Orthodoxy is the best form of attack
The success of the bowlers in a low-scoring series has left the batsmen with plenty to do as the bandwagon moves back to Colombo for the last three matches. The indifference of the batsmen in the first two matches in Dambulla has given both sides cause for concern, and both captains have banked on a more traditional ODI track to nudge ahead in the series. Regardless of the nature of the track, the two sides need to sort out their batting problems.
On Wednesday, Sri Lanka were 44 for 6 by the 18th over of their innings and India were 75 for 5 by the end of the 20th over. The damage had been done by the bowlers and India were only saved by a smart 60-run partnership between Mahendra Singh Dhoni and debutant S Badrinath. The orthodox approach the two took, getting down and dirty to knuckle towards victory, could be the best way for the two teams' batsmen to approach the first of three fixtures at the Premadasa Stadium, a ground built on swamp land, and with a spin-friendly reputation.
Kumar Sangakkara, the Sri Lankan wicketkeeper, feels the batsmen have been indecisive so far, and felt that orthodoxy would pay out over panache. "We've seen two low-scoring games in Dambulla, where it was hard to know when the time was to play your shots," he told Cricinfo, "because at the start it was hard to get into rhythm when the ball was doing a lot. There was not enough solidarity. That attitude is vital in any form of cricket: stick around, watch the ball, and hit it. In one-day cricket there are field restrictions so a batsman can try his luck with the new ball but good orthodox cricket and patient shots always wins in the end."
In eschewing the extravagant shots and nudging the ball around for singles and the odd harried double, Dhoni and Badrinath proved that Mendis could be thwarted. In contrast, India's top order perished even before spin had arrived in the first match. Similarly, Sri Lanka's batting order capsized in trying to dominate from the outset.
"We were a bit disappointed the way we handled that situation," said Mahela Jayawardene. "We knew it was going to be a tough period in that morning session and wanted to execute certain plans. We couldn't, and that game is gone."
|Bumping Yuvraj Singh, better against pace than spin, down the order may be a wise move. If the others before him can handle Mendis and Murali and set a platform Yuvraj can be devastating at the end|
For starters, the teams would do well to identify what a match-winning total is. The average score at the Premadasa since 2000 has been 230. The difference, starting tomorrow, could well be who plays the patient innings. During his Asia Cup final hundred Sanath Jayasuriya batted time out while four early wickets fell, set himself up, and played a match-winning century. Gautam Gambhir played the prototype of the perfect one-day innings against Sri Lanka in Brisbane earlier this year, and remains the man India need to bat around.
Given the threat posed by Muttiah Muralitharan and Mendis after the Powerplays, the role of a player like Gambhir is significant, given his success against them in the Tests.
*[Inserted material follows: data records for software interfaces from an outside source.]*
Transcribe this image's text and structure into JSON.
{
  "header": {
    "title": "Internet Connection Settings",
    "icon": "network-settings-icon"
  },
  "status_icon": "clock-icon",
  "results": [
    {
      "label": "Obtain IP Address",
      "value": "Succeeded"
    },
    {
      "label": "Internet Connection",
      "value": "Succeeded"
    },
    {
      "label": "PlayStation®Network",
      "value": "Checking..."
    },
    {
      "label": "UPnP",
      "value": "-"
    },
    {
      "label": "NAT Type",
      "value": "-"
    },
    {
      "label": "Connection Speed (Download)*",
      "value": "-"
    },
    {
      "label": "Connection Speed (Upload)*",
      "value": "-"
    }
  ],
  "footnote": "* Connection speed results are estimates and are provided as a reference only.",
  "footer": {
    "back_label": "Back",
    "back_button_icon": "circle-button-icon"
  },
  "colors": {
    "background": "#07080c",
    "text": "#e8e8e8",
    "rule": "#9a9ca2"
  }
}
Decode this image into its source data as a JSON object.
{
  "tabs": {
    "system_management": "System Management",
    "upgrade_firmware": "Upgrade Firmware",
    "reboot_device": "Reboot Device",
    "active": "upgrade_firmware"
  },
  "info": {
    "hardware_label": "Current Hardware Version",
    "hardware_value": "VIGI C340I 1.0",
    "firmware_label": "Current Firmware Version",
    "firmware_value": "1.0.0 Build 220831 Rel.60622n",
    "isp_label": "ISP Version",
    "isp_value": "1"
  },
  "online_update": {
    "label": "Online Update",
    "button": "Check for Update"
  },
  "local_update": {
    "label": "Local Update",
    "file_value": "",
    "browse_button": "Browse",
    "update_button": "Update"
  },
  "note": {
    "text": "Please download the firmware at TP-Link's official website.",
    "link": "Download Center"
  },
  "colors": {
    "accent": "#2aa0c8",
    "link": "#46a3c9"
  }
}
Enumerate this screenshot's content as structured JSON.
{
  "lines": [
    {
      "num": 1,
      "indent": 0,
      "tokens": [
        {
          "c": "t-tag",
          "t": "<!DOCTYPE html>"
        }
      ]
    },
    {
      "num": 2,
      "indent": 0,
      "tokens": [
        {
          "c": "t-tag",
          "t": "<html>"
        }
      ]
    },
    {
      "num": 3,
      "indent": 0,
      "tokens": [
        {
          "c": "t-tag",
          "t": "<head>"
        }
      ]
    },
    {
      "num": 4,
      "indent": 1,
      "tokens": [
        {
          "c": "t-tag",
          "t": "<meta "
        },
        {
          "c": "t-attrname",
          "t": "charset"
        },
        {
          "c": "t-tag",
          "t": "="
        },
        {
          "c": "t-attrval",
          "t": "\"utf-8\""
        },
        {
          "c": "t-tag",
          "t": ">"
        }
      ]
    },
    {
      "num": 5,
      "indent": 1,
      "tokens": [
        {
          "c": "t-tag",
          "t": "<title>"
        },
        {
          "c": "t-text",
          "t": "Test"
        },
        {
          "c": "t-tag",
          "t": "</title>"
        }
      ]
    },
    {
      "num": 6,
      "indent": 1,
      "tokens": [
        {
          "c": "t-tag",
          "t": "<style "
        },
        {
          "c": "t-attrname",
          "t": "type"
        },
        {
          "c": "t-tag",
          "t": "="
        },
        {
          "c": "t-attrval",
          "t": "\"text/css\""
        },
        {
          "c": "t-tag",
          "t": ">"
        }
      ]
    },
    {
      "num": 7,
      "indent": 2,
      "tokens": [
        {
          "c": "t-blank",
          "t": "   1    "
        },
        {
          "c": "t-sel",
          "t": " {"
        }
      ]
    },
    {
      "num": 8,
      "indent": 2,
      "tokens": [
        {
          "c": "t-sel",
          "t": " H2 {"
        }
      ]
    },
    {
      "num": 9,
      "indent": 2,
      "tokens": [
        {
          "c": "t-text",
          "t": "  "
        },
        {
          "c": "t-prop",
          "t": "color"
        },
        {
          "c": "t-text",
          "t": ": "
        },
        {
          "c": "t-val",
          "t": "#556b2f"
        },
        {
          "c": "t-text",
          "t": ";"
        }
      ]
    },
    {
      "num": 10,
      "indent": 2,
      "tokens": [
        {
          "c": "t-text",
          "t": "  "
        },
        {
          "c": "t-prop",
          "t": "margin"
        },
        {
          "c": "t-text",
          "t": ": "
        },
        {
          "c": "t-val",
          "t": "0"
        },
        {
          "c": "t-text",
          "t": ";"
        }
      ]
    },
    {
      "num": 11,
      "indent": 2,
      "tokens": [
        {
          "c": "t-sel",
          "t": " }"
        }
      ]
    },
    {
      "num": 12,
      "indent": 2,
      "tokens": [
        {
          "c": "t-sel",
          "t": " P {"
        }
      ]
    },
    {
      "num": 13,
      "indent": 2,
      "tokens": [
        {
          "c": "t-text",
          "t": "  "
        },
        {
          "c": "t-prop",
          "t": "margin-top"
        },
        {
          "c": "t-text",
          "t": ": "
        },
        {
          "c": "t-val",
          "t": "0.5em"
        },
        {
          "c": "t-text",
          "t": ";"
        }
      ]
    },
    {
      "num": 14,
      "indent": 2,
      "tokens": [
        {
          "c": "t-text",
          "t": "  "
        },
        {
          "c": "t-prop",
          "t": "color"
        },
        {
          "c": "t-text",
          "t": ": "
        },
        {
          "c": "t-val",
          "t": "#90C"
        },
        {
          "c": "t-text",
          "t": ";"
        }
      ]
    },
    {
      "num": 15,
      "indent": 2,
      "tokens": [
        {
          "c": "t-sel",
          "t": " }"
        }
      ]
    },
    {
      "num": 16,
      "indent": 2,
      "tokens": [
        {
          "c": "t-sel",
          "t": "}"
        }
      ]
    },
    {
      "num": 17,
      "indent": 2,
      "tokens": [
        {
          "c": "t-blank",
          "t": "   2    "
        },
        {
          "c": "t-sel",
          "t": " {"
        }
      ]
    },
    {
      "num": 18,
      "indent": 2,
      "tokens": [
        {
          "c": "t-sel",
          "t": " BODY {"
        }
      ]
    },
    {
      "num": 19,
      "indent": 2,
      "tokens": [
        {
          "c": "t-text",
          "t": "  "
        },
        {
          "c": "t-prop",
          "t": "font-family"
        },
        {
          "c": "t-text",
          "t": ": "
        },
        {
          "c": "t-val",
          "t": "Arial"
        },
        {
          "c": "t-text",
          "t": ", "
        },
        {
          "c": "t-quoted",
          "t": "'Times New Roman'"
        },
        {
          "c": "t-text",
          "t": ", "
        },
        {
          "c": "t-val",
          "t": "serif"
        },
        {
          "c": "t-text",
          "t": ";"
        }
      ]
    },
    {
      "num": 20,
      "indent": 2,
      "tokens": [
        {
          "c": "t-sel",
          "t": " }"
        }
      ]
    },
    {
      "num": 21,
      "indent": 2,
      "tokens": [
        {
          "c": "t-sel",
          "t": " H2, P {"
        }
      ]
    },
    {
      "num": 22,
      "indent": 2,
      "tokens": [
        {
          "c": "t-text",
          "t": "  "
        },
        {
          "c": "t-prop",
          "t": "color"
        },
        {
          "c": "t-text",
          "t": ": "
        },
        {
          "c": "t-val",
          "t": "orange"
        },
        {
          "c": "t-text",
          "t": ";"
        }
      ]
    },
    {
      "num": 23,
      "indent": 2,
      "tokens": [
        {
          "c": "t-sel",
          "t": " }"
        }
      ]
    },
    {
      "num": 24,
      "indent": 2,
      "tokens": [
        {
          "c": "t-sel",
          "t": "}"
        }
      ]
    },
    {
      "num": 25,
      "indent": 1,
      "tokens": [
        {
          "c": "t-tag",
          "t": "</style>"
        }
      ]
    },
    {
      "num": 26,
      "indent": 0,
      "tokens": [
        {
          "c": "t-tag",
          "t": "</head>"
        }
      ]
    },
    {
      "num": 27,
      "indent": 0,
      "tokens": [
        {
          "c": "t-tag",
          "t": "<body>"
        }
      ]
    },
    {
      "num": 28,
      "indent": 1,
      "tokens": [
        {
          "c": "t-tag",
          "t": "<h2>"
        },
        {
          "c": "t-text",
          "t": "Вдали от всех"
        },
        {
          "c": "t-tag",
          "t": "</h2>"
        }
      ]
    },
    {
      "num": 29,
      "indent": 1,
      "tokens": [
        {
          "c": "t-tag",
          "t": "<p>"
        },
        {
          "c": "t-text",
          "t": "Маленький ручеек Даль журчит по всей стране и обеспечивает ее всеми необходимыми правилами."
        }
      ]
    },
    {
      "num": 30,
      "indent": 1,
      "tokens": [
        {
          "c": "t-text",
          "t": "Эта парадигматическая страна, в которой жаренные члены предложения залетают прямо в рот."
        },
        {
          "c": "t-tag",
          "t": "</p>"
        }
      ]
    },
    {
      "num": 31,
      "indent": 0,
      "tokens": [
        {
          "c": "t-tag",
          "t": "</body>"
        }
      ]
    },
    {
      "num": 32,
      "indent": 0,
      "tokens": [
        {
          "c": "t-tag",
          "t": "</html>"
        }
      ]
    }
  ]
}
Dhoni, a noted floater, needs to come up the order and aim to bat for a long time. Bumping Yuvraj Singh, better against pace than spin, down the order may be a wise move. If the others before him can handle Mendis and Murali and set a platform Yuvraj can be devastating at the end.
Sri Lanka's preferred opening combination in the series, Jayasuriya and Sangakkara, has yet to fire and bar two innings from Jayawardene and Chamara Kapugedera in the opener, the middle order has been poor. Instead of playing their shots, like they did in Dambulla, the batsmen may find success working themselves in and accelerating later.
India's nervous victory in the second Dambulla fixture has revived a series which many reckoned Sri Lanka would sweep after Mendis and Murali walloped India in the Tests. Now, with the series level at 1-1, both teams have everything to play for at the Premadasa. A traditional one-day venue it is, and a traditional approach from the batsmen could prove crucial.
Jamie Alter is a staff writer at Cricinfo